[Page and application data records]
• • • •
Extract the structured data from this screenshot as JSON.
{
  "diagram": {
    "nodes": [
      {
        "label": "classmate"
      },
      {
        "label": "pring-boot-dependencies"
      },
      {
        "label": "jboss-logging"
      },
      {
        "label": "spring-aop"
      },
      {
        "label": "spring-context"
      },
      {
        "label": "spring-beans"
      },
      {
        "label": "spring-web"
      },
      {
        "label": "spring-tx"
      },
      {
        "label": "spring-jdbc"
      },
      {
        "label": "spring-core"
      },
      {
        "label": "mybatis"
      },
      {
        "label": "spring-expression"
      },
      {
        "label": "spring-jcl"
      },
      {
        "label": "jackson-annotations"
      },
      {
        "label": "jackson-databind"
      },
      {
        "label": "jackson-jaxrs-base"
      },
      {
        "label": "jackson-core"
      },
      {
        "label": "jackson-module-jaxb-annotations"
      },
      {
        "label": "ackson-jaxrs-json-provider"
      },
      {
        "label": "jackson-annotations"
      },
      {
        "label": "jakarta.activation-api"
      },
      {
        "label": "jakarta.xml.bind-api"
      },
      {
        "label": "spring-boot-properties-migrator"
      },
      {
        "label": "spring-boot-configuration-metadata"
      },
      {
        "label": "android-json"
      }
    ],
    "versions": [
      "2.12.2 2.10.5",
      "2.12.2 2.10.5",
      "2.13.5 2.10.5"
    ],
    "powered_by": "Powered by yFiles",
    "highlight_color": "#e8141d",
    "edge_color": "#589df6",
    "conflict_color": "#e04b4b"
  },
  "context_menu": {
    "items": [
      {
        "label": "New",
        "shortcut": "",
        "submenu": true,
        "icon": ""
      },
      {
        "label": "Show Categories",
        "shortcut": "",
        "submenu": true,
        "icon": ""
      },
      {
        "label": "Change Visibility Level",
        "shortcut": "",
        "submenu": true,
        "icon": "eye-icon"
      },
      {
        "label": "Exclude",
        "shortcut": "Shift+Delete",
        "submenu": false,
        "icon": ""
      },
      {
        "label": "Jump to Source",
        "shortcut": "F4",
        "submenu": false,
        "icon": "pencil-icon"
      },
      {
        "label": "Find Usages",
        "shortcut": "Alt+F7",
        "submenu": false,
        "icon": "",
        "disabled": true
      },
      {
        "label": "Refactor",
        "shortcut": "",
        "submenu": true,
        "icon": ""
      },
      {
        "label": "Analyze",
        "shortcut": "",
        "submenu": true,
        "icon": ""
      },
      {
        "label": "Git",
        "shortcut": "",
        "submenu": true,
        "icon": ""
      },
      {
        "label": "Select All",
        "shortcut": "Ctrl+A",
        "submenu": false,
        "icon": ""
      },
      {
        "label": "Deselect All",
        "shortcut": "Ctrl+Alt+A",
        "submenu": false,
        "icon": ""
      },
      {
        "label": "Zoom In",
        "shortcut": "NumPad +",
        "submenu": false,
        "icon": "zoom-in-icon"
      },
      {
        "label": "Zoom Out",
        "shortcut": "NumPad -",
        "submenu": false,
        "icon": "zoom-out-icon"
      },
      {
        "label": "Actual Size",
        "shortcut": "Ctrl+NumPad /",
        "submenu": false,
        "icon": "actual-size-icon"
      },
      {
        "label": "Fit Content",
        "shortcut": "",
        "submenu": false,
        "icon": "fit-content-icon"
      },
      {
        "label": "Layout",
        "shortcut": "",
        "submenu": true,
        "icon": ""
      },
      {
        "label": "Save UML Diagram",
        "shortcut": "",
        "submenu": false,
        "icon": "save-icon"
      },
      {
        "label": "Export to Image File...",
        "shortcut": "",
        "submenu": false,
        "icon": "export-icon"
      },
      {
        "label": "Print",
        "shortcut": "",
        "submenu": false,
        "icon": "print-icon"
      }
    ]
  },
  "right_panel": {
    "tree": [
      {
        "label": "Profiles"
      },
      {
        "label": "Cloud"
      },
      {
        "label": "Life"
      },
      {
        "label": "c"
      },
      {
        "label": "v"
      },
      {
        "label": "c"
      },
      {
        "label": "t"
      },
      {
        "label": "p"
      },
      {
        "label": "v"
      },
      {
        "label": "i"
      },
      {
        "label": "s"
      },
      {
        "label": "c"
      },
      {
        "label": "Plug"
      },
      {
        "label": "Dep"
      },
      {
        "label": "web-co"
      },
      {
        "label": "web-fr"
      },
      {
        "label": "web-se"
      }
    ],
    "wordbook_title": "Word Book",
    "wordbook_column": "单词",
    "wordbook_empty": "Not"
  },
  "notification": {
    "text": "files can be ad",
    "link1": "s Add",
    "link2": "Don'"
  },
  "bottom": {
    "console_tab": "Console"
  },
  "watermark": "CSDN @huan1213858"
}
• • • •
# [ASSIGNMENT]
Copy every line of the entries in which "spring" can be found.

# [WRITTEN RESPONSE]
        "label": "spring-aop"
        "label": "spring-context"
        "label": "spring-beans"
        "label": "spring-web"
        "label": "spring-tx"
        "label": "spring-jdbc"
        "label": "spring-core"
        "label": "spring-expression"
        "label": "spring-jcl"
        "label": "spring-boot-properties-migrator"
        "label": "spring-boot-configuration-metadata"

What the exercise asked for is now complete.